My piercing has a ‘bump/lump’ on it, what should I do?
There are three different kinds of ‘bump’ that can form on or around a piercing.
The first and also the most common type of ‘bump’ is a cyst. Mostly seen on Tragus, Nostril & Eyebrow piercings and more often than not on the upper/outer edge of the piercing
Cysts form a sack like pocket under the outer surface of the skin and tend to hold a small amount of lymph or other fluids. In the case of cysts on piercings, the cause is usually blockage in the glands of ducts in the skin. These blockages are usually caused by soap or shampoo residues left behind after washing, a build up of dead skin cells or even dirt or other pollutants lying on the surface of the skin if the person works in a dusty or dirty environment.
In common with all problems, prevention is better than cure; always make sure that the piercing is kept clean and properly rinsed out after washing / showering and then thoroughly and carefully dried with a clean dry tissue.
There’s no ‘quick fix’ to get rid of cysts. The most common method to break the cyst down is the use of a hot saline compress 5mins morning and evening for a good 2-3 weeks (as we said, no quick solution).
The second type of ‘bump’ is an abscess and is without doubt the most series.
Similar in construction to a cyst, abscesses tend to form behind the piercing and are usually painful and larger in size than a cyst. Often heavily swollen, hot to touch and filled with puss, an abscess holds infectious fluid and can be a major threat to your health and wellbeing.

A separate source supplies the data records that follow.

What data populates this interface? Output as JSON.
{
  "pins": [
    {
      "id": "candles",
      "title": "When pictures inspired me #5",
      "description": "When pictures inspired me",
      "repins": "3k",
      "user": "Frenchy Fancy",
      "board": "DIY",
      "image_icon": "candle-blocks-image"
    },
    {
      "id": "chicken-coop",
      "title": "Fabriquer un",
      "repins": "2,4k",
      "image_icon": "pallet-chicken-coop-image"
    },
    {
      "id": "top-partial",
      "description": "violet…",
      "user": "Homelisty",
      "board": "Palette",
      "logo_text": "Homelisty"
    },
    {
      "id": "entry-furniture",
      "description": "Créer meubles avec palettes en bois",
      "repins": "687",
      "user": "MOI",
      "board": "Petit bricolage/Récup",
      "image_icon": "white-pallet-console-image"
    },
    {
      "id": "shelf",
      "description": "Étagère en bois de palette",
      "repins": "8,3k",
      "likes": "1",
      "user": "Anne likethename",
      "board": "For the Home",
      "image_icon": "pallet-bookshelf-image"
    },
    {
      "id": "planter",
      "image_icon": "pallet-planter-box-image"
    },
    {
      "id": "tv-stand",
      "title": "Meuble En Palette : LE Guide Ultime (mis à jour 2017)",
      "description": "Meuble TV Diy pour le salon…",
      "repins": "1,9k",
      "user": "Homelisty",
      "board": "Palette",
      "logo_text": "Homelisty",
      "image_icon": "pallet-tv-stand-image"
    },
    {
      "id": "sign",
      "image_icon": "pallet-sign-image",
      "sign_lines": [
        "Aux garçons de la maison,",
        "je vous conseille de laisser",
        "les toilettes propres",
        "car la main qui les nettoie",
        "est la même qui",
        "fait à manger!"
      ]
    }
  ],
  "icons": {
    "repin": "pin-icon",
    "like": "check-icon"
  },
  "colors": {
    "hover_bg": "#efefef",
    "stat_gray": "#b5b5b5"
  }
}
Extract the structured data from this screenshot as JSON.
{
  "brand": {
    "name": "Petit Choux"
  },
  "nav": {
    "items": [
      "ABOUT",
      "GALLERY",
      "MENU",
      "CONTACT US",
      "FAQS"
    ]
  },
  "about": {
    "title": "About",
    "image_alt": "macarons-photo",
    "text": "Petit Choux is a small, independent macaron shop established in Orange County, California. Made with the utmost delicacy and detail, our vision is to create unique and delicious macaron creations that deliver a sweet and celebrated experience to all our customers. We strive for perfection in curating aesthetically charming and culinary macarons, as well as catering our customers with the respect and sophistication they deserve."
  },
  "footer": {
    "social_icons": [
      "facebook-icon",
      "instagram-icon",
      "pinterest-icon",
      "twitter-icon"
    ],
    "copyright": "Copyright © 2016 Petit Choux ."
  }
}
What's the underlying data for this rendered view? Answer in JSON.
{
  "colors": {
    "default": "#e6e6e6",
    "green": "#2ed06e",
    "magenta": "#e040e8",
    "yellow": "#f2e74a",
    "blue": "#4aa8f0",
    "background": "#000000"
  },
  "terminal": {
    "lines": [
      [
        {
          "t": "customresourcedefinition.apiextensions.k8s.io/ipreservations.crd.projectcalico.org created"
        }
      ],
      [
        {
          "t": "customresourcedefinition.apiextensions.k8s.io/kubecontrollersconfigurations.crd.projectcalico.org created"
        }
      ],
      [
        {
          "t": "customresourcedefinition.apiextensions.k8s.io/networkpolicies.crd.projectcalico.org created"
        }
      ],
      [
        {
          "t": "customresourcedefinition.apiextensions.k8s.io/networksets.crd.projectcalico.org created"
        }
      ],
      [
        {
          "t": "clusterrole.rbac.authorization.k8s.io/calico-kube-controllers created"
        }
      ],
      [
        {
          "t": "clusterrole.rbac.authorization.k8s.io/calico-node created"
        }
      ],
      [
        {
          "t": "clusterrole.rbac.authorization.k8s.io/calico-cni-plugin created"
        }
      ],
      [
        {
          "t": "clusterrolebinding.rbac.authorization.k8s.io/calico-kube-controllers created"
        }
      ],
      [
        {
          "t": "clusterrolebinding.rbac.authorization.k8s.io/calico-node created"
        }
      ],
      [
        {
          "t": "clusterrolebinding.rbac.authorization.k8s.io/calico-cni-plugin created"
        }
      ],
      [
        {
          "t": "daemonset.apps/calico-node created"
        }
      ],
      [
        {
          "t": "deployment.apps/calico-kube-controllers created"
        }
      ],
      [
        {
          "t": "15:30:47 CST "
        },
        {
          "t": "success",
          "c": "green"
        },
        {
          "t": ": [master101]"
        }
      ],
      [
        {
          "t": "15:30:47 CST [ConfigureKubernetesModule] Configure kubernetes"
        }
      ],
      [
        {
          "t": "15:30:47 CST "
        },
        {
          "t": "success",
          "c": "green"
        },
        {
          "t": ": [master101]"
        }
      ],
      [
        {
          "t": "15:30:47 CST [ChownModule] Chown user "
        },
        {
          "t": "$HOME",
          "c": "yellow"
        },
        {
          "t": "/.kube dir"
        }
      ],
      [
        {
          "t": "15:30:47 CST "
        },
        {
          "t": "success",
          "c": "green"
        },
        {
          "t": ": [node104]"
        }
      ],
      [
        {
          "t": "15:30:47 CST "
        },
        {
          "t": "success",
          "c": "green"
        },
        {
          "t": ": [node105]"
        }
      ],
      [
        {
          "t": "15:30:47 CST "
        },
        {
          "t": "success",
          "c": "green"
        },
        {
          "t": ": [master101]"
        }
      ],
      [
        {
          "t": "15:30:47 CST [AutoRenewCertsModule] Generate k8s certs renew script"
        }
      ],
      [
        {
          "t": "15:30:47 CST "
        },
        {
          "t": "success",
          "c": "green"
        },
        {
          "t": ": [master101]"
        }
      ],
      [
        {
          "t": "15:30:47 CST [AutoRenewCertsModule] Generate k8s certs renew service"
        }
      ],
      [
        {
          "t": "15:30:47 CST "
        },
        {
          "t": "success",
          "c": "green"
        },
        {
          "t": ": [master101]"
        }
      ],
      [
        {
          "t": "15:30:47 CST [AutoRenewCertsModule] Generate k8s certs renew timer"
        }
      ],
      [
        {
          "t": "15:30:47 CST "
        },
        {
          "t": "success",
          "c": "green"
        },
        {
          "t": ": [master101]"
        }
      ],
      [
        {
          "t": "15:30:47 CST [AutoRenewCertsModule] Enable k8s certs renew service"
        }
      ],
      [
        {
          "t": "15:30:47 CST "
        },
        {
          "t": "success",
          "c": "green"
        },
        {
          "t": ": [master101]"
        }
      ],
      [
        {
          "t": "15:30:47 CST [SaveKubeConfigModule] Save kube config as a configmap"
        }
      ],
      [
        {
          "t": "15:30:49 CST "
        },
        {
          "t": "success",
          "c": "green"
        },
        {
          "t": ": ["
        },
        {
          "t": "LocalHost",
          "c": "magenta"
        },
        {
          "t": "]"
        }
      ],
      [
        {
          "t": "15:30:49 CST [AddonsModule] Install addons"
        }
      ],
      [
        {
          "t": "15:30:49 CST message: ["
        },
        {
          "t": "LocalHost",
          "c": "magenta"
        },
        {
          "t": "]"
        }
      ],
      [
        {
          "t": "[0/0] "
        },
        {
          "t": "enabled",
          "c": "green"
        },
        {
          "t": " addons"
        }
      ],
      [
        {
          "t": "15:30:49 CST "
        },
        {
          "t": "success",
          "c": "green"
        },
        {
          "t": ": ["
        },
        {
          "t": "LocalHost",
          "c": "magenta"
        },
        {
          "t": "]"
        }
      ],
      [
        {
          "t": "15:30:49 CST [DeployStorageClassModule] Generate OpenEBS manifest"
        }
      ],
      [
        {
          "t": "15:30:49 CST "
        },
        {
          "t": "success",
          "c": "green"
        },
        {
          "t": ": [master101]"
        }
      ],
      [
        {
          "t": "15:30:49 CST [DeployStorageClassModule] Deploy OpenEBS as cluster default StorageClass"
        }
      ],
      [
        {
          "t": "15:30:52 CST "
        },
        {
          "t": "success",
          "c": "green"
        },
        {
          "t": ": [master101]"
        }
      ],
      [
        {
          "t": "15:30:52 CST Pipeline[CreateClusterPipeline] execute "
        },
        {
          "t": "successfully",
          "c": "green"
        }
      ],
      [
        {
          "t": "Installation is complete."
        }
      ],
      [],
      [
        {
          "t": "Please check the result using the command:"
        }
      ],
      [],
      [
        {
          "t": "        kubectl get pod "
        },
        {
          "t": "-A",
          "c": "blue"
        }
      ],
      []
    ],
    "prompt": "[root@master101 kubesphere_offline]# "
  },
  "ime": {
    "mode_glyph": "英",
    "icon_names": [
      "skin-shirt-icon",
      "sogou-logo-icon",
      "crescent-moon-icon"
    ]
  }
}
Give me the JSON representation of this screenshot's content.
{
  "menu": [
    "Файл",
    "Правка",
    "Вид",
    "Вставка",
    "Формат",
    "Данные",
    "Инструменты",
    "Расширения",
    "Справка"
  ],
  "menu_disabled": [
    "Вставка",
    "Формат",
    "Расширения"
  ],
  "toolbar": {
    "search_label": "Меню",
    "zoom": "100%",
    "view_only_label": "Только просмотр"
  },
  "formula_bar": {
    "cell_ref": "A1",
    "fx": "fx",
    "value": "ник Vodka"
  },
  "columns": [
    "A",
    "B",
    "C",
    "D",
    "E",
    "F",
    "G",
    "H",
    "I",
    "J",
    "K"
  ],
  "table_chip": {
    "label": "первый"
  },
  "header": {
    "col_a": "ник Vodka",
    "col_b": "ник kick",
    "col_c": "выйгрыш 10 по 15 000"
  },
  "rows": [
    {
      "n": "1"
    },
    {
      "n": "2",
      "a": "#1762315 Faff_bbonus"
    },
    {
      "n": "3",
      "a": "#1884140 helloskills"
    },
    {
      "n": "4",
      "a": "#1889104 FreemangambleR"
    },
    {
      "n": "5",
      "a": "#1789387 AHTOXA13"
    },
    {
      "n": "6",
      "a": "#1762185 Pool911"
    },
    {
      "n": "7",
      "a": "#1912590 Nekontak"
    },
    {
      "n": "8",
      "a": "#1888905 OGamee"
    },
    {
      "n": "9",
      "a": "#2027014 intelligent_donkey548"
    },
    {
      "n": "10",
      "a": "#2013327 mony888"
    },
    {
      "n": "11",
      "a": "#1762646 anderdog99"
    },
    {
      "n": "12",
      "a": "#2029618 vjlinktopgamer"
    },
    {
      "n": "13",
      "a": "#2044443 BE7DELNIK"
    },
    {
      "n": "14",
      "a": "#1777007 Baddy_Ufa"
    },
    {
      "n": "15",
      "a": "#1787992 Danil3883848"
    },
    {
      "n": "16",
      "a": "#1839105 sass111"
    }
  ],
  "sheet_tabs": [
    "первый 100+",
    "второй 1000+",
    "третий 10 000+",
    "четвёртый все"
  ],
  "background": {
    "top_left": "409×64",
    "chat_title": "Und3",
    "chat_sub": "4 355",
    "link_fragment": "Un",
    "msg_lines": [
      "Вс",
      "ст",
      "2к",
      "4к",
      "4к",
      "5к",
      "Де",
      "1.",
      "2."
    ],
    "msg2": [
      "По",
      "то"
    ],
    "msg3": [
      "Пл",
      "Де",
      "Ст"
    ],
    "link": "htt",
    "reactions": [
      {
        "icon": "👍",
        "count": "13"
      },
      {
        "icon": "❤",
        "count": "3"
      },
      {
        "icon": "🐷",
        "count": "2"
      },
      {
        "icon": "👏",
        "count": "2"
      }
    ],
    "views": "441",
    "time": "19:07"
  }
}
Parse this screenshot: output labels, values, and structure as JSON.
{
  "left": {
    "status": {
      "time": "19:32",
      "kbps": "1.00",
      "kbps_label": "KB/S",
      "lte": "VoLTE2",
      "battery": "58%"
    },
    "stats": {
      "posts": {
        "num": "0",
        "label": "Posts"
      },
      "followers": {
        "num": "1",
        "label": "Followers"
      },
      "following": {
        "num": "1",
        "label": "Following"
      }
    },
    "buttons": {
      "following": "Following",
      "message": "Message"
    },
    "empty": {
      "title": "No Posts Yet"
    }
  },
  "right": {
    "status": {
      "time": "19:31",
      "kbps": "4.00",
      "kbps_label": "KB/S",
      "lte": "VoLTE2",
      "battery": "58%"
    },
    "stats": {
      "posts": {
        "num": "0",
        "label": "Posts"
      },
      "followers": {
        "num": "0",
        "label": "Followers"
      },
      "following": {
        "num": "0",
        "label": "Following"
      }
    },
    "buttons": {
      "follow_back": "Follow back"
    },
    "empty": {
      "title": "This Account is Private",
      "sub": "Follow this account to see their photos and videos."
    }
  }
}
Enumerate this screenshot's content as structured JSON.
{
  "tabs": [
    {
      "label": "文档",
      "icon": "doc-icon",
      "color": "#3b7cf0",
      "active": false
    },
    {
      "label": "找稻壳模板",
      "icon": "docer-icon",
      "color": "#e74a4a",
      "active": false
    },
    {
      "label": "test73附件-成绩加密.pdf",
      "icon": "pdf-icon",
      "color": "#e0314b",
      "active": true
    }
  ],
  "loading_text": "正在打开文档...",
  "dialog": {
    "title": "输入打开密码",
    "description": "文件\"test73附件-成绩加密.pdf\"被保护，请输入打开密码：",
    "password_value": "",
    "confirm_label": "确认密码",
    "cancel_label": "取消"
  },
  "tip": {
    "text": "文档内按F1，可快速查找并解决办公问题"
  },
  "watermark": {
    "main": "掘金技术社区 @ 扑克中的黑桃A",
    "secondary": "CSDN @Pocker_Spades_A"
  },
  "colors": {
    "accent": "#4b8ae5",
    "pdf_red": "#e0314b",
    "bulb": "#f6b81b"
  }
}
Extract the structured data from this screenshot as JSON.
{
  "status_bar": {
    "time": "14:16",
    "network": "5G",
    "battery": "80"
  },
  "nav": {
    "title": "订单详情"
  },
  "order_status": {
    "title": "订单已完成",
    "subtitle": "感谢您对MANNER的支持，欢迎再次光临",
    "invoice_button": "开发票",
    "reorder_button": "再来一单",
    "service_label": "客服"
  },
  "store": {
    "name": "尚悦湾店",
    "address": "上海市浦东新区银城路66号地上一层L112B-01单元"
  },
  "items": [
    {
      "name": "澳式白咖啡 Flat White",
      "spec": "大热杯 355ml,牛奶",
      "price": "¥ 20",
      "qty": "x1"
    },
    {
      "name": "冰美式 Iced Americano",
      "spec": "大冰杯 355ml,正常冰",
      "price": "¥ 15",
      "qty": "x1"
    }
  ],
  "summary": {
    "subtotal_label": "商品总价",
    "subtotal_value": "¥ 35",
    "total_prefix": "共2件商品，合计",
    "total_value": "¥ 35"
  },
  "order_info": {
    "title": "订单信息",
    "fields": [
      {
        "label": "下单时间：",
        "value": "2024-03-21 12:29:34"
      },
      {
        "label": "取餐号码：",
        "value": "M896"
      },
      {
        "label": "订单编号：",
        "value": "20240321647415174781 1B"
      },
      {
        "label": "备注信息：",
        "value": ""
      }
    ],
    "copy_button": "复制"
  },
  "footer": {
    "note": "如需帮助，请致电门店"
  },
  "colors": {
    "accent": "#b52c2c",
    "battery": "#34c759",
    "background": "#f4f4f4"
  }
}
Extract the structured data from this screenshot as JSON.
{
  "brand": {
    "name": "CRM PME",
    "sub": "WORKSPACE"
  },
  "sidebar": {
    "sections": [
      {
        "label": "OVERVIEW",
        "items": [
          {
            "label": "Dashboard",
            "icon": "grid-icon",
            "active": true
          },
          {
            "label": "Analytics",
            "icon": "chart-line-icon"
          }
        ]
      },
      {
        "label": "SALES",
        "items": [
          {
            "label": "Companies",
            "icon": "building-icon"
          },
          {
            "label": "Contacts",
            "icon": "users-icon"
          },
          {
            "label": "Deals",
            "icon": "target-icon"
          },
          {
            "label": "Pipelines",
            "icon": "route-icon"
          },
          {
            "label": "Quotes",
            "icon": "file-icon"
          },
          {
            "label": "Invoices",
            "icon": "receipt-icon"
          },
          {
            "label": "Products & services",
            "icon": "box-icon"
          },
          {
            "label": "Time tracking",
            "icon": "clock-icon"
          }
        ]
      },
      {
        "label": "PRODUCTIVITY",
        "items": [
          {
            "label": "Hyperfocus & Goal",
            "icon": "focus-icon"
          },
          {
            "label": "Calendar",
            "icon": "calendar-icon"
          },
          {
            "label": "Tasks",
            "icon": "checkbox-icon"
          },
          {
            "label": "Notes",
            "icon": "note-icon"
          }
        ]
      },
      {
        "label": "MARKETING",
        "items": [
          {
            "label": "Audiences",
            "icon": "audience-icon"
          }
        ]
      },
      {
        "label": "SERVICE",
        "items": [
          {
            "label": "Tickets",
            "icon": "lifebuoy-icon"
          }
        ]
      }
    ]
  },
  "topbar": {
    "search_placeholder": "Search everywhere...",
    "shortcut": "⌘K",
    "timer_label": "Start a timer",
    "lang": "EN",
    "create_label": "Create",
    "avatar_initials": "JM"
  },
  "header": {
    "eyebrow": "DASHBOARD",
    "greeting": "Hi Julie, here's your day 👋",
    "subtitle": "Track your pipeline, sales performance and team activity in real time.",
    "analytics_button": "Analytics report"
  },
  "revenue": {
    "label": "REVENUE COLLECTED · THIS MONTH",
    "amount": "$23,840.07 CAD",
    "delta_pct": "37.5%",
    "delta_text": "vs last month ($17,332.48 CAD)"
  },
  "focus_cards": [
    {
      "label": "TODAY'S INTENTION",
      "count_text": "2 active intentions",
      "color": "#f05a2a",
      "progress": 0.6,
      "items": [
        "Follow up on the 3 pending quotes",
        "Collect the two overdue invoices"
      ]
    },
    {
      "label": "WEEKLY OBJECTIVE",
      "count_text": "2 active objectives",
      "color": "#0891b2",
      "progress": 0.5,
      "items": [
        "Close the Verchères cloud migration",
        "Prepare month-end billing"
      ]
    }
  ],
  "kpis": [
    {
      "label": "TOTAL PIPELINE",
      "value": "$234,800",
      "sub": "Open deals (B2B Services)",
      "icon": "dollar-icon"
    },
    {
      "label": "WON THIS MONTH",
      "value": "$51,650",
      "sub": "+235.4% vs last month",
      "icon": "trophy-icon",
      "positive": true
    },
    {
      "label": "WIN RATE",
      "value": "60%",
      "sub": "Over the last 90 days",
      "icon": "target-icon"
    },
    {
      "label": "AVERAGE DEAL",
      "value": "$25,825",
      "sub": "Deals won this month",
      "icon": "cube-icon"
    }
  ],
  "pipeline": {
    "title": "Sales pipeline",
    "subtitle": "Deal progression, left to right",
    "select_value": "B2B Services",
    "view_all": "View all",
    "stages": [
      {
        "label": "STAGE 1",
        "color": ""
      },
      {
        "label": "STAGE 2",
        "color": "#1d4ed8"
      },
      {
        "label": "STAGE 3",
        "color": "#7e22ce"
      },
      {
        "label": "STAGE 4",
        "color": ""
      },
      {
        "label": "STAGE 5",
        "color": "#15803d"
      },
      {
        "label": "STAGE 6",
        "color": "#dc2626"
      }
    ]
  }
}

Do not ignore your problem: if you think you have an abscess it’s best to consult a doctor or physician as soon as possible.
The third type of ‘bump’ is a keloid scar. This is the least common but most mis-diagnosed.
A keloid scar is basically a scar that has overgrown the wound it should have repaired, spreading both outwards and upwards. In some severe cases the scar covers an area 2-3 times larger than the original wound.
Keloids are most commonly caused by friction on the piercing and / or jewelllery and are mostly seen in nipple and navel piercings.
There appears to be a direct correlation between the likelihood of keloid scaring and the amount of melanin (pigment) in an individuals skin. As rule of thumb, people who’s ancestors are of African, Southern India or African Caribbean are much more likely to suffer from this problem than fair skinned people.
In some severe cases keloid scarring may have to be surgically removed although it should be noted that this is extremely rare in keloids resulting from piercings.